SEOUL (Reuters) – State-owned Saudi Aramco plans to invest up to $1.6 billion for a nearly 20 percent stake in South Korean refiner Hyundai Oilbank, expanding its foothold in one of its biggest Asian buyers of crude oil.
Saudi Aramco is already the biggest shareholder in South Korea’s No.3 refiner, S-Oil Corp, with a 63.41 percent stake, and the latest deal should help Aramco boost crude oil sales to Hyundai Oilbank, the South’s smallest refiner by capacity.
Saudi Aramco’s chief executive told Reuters in November that it planned to expand its market share in Asia – including China, India, Malaysia and Indonesia – and Africa.
Saudi Aramco plans to pay 1.8 trillion won for a stake of up to 19.9 percent of Hyundai Oilbank from Hyundai Heavy Industries Holdings, which now owns 91.13 percent of Hyundai Oilbank.
“Saudi Aramco seems to be boosting investments in downstream projects ahead of an initial public offering,” said Lee Dong-wook, an analyst at Kiwoom Securities.
Saudi Energy Minister Khalid al-Falih said in early January that the state oil giant will be listed by 2021.
Saudi Arabia is the top crude oil supplier to South Korea, the world’s fifth-biggest importer.
In 2018, South Korea imported 323.17 million barrels of crude from the kingdom, or 885,408 barrels per day (bpd), according to data from Korea National Oil Corp.
Aramco, the world’s largest crude producer, plans to increase investment in refining and petrochemicals in a bid to cut its reliance on crude as demand for oil slows.
Hyundai Oilbank has a total of 650,000 barrels per day of refining capacity in the southwestern city of Daesan and also aims to expand its petrochemical business.

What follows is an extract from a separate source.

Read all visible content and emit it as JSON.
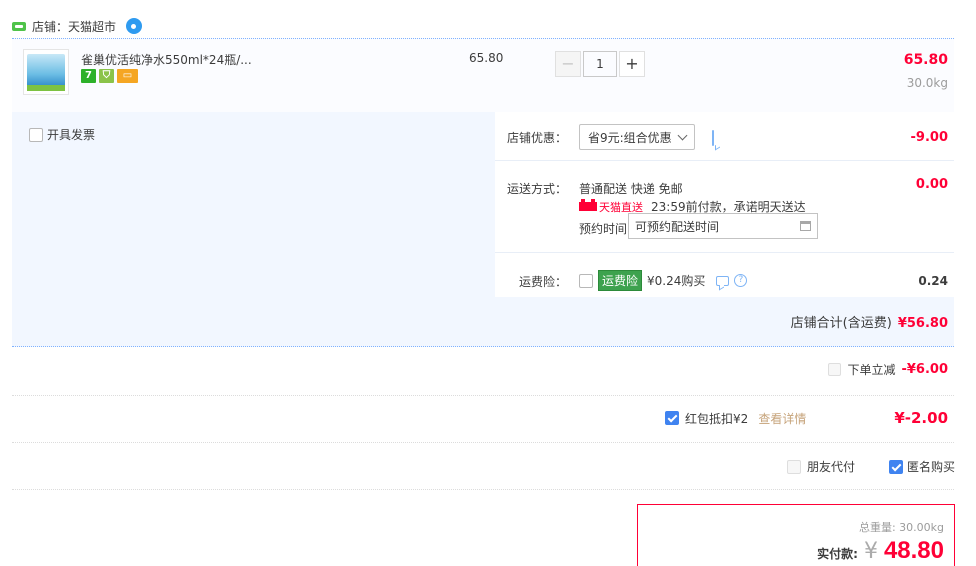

In May last year, it announced plans to build a 2.7 trillion won petrochemical plant with South Korea’s Lotte Chemical.
“RECONSIDER” HYUNDAI OILBANK IPO
Saudi Aramco plans to value Hyundai Oilbank at 10 trillion won, or 36,000 won per share, Hyundai Heavy Industries Holdings said in a statement.
A person familiar with the matter said the company plans to offer a discount of 10 percent to Saudi Aramco in a block deal that will require board approval from both firms next month.
Shares of the parent company ended up 3.8 percent after rising as much 6.6 percent. Shares of the country’s shipbuilders rallied across the board after Qatar said it plans to order 60 new LNG carriers from unidentified firms, speaking at a summit with South Korea.
Hyundai Heavy Industries Holdings said it planned to “reconsider” the stock market listing of the refinery arm after completing the stake sale, possibly this year.
Hyundai Oilbank, which had aimed to list on South Korea’s stock exchange in 2018, delayed the plan until this year due to regulatory scrutiny of its balance sheet.
The holding company, which also includes shipbuilder Hyundai Heavy Industries, said it would use the funds from the Oilbank deal to invest in new businesses and improve its financial health.
The shipbuilding firm is part of a joint venture with Saudi Aramco and others to build a shipyard on Saudi Arabia’s eastern coast.